What it does
KokoRawr at its core is a Slack App that facilitates new types of interactions via chaotic cooperative gaming through text. Every user is placed on a team based on their Slack username and tries to increase their team's score by playing games such as Tic Tac Toe, Connect 4, Battleship, and Rock Paper Scissors. Teams must work together to play. However, a "Twitch Plays Pokemon" sort of environment can easily be created where multiple people are trying to execute commands at the same time and step on each others' toes. Additionally, people can visualize the games via a web app.
How we built it
We jumped off the deep into the land of microservices. We made liberal use of StdLib with node.js to deploy a service for every feature in the app, amounting to 10 different services. The StdLib services all talk to each other and to Slack. We also have a visualization of the game boards that is hosted as a Flask server on Heroku that talks to the microservices to get information.

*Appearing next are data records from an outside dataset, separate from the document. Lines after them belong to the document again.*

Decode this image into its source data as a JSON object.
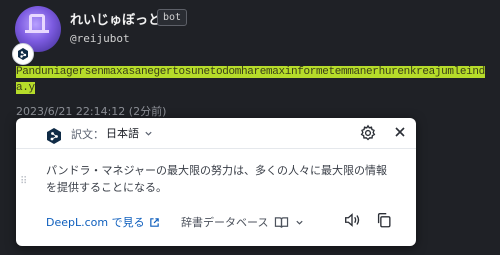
{
  "post": {
    "display_name": "れいじゅぼっと",
    "bot_badge": "bot",
    "username": "@reijubot",
    "text": "Panduniagersenmaxasanegertosunetodomharemaxinformetemmanerhurenkreajumleinda.y",
    "timestamp": "2023/6/21 22:14:12 (2分前)",
    "highlight_color": "#b6dc2a"
  },
  "popup": {
    "translation_label": "訳文：",
    "target_language": "日本語",
    "translated_text": "パンドラ・マネジャーの最大限の努力は、多くの人々に最大限の情報を提供することになる。",
    "deepl_link": "DeepL.com で見る",
    "dictionary_label": "辞書データベース"
  },
  "icons": {
    "avatar_badge": "deepl-logo-icon",
    "settings": "gear-icon",
    "close": "close-icon",
    "speaker": "speaker-icon",
    "copy": "copy-icon",
    "external": "external-link-icon",
    "book": "book-icon",
    "chevron": "chevron-down-icon"
  },
  "colors": {
    "background": "#1f2126",
    "accent_link": "#0f5fbd",
    "deepl_navy": "#0f2b46"
  }
}
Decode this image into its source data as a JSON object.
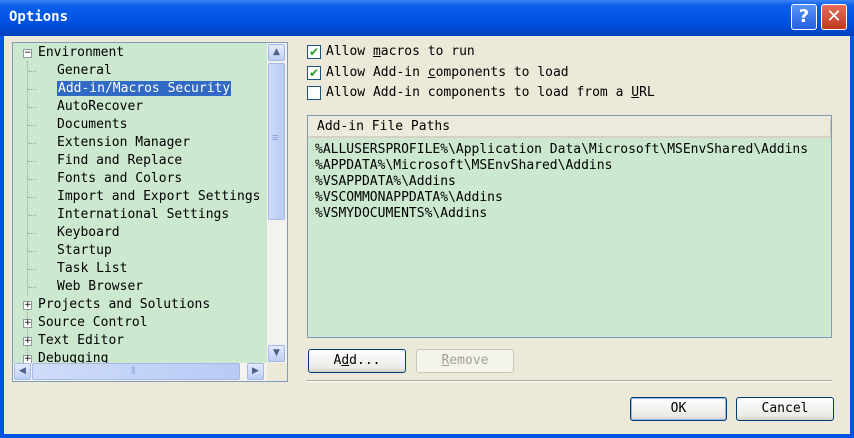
{
  "window": {
    "title": "Options",
    "help_glyph": "?",
    "close_glyph": "✕"
  },
  "tree": {
    "root": {
      "label": "Environment",
      "expander": "−"
    },
    "children": [
      "General",
      "Add-in/Macros Security",
      "AutoRecover",
      "Documents",
      "Extension Manager",
      "Find and Replace",
      "Fonts and Colors",
      "Import and Export Settings",
      "International Settings",
      "Keyboard",
      "Startup",
      "Task List",
      "Web Browser"
    ],
    "selected": "Add-in/Macros Security",
    "collapsed": [
      {
        "label": "Projects and Solutions",
        "expander": "+"
      },
      {
        "label": "Source Control",
        "expander": "+"
      },
      {
        "label": "Text Editor",
        "expander": "+"
      },
      {
        "label": "Debugging",
        "expander": "+"
      }
    ]
  },
  "scrollbar": {
    "up_arrow": "▲",
    "down_arrow": "▼",
    "left_arrow": "◀",
    "right_arrow": "▶",
    "grip": "≡",
    "hgrip": "⦀"
  },
  "options": {
    "allow_macros": {
      "pre": "Allow ",
      "accel": "m",
      "post": "acros to run",
      "checked": true
    },
    "allow_addins": {
      "pre": "Allow Add-in ",
      "accel": "c",
      "post": "omponents to load",
      "checked": true
    },
    "allow_addins_url": {
      "pre": "Allow Add-in components to load from a ",
      "accel": "U",
      "post": "RL",
      "checked": false
    },
    "check_glyph": "✔"
  },
  "paths": {
    "header": "Add-in File Paths",
    "rows": [
      "%ALLUSERSPROFILE%\\Application Data\\Microsoft\\MSEnvShared\\Addins",
      "%APPDATA%\\Microsoft\\MSEnvShared\\Addins",
      "%VSAPPDATA%\\Addins",
      "%VSCOMMONAPPDATA%\\Addins",
      "%VSMYDOCUMENTS%\\Addins"
    ]
  },
  "buttons": {
    "add": {
      "accel": "d",
      "pre": "A",
      "post": "d..."
    },
    "remove": {
      "accel": "R",
      "pre": "",
      "post": "emove"
    },
    "ok": "OK",
    "cancel": "Cancel"
  }
}
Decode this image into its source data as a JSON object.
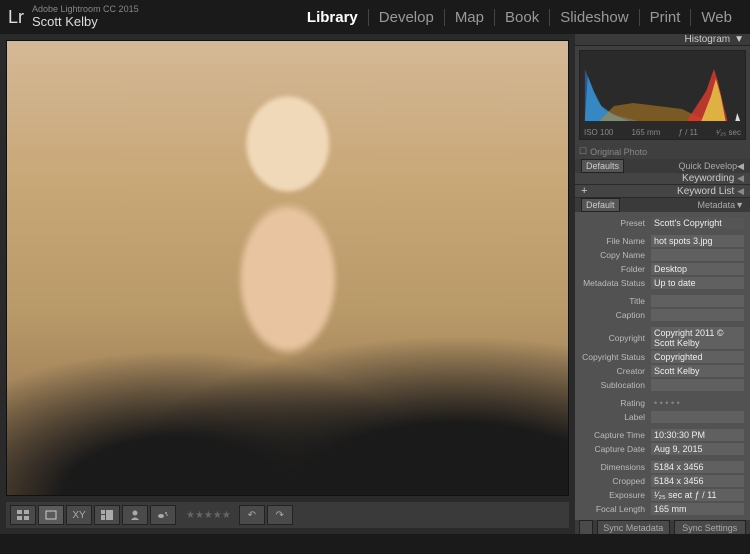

Challenges we ran into
- not getting our Slack App banned by HackPrinceton
- having tokens show up correctly on the canvas
- dealing with all of the madness of callbacks
- global variables causing bad things to happen
Accomplishments that we're proud of
- actually chaotically play games with each other on Slack
- having actions automatically showing up on the web app
- The fact that we have 10 microservices
What we learned
- StdLib way of microservices
- Slack integration
- HTML5 canvas
- how to have more fun with each other
Possible Use Cases
- Friendly competitive way for teams at companies to get to know each other better and learn to work together
- New form of concurrent game playing for friend groups with "unlimited scalability"
What's next for KokoRawr
We want to add more games to play and expand the variety of visualizations that are shown to include more games. Some service restructuring would be need to be done to reduce the Slack latency. Also, game state would need to be more persistent for the services.